I have written a little ditty for a local café where I often sit, watch, ponder and write a lot of my poetry. They have kindly agreed to display the piece inside the café. If I manage to get technical, and work out how to use my new camera, I will post them up here at a later date.

Tomorrow, in the UK, is also National Poetry Day. National poetry day has engaged millions of people since 1994 with live events and web based activities.

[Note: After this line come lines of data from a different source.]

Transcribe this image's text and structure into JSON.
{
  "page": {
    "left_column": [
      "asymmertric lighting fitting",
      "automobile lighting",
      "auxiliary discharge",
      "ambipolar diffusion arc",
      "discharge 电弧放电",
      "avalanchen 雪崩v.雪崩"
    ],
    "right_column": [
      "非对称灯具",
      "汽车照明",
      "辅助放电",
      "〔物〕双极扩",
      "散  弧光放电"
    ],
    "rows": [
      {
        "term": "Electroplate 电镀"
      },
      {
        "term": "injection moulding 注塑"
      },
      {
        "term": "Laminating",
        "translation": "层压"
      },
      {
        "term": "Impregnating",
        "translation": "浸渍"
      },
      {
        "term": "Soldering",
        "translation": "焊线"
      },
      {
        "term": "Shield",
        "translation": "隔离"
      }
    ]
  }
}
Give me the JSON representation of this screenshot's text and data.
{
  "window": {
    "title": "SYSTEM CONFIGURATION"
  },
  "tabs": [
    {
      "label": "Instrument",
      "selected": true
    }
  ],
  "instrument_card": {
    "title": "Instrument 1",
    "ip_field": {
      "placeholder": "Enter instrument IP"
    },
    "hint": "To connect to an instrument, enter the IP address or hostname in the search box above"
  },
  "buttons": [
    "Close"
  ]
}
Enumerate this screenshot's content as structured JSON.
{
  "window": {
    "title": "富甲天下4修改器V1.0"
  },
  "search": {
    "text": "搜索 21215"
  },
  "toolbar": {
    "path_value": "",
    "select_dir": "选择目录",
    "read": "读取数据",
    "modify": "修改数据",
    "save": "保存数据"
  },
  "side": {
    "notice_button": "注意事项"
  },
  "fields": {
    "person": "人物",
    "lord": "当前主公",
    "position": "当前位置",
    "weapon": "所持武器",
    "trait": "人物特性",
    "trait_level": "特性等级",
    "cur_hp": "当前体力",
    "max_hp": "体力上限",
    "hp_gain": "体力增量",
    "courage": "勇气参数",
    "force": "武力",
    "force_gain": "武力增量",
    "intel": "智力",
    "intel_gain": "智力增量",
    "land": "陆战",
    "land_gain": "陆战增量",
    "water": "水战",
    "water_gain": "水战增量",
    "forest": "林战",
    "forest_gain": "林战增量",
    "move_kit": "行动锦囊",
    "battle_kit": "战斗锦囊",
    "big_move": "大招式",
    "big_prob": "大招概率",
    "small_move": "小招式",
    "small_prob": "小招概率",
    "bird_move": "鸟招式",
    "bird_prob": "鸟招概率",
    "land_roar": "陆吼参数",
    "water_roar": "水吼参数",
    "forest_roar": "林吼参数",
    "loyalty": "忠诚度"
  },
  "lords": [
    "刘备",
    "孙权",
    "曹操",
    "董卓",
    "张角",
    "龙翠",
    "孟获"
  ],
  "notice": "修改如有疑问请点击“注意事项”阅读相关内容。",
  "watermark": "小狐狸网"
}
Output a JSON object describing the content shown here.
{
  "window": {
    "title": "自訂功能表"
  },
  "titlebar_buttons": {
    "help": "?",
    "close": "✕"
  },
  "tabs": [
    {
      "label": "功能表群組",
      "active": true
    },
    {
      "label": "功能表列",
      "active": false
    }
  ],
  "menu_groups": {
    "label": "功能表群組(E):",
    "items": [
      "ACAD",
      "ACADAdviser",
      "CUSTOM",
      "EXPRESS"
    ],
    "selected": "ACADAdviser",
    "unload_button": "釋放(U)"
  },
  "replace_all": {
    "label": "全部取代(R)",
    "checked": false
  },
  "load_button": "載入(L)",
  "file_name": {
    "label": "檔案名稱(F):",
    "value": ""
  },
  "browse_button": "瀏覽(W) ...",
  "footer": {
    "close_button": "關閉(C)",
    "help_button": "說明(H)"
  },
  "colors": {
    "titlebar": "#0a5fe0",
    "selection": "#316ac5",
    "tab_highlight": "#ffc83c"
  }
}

Each year has a theme and the theme for 2016 is messages.

In order to celebrate both day days I would like to offer the poem, in this posts header, as a message and a big thank you to all the people who read, like, comment, swear and smile at Inside the Mind of Davy D.

Each day you leave me in awe with the quality of the poetry you write and I am privileged to be part of your poetry and writing blogging community.

To all you wonderful poets out there, happy random acts of poetry day.

Poetry Treasures in a Car Boot


I love car boot sales.

English dictionaries generally define the car boot sale as “an event in a public place where people sell their unwanted possessions, often from the back of their cars.”

Yes, that’s correct. People empty their unwanted rubbish from their house, load it into the back of their cars, drive to a big field, where they pay to park, then sell the rubbish to people who flock to buy it. What could be more English?

The car boot sale originated in Canada and was brought to the UK by an English priest in the 1970s. He experienced a car boot sale whilst visiting North America and saw it as a great way to raise money for his church.

Since then the car boot sale has become a bit of an institution in the UK and, during the summer months, I like nothing better than wandering around car boot sales in search of poetic treasures.

Trawling the boot sales, I will uncover something providing an idea or prompt for a poem. An old magazine, an old picture, an overheard story detailing where a family heirloom originated, followed by the pain and sorrow in having to part with it.

On my last visit to one, a few weeks ago, I discovered a poetry book titled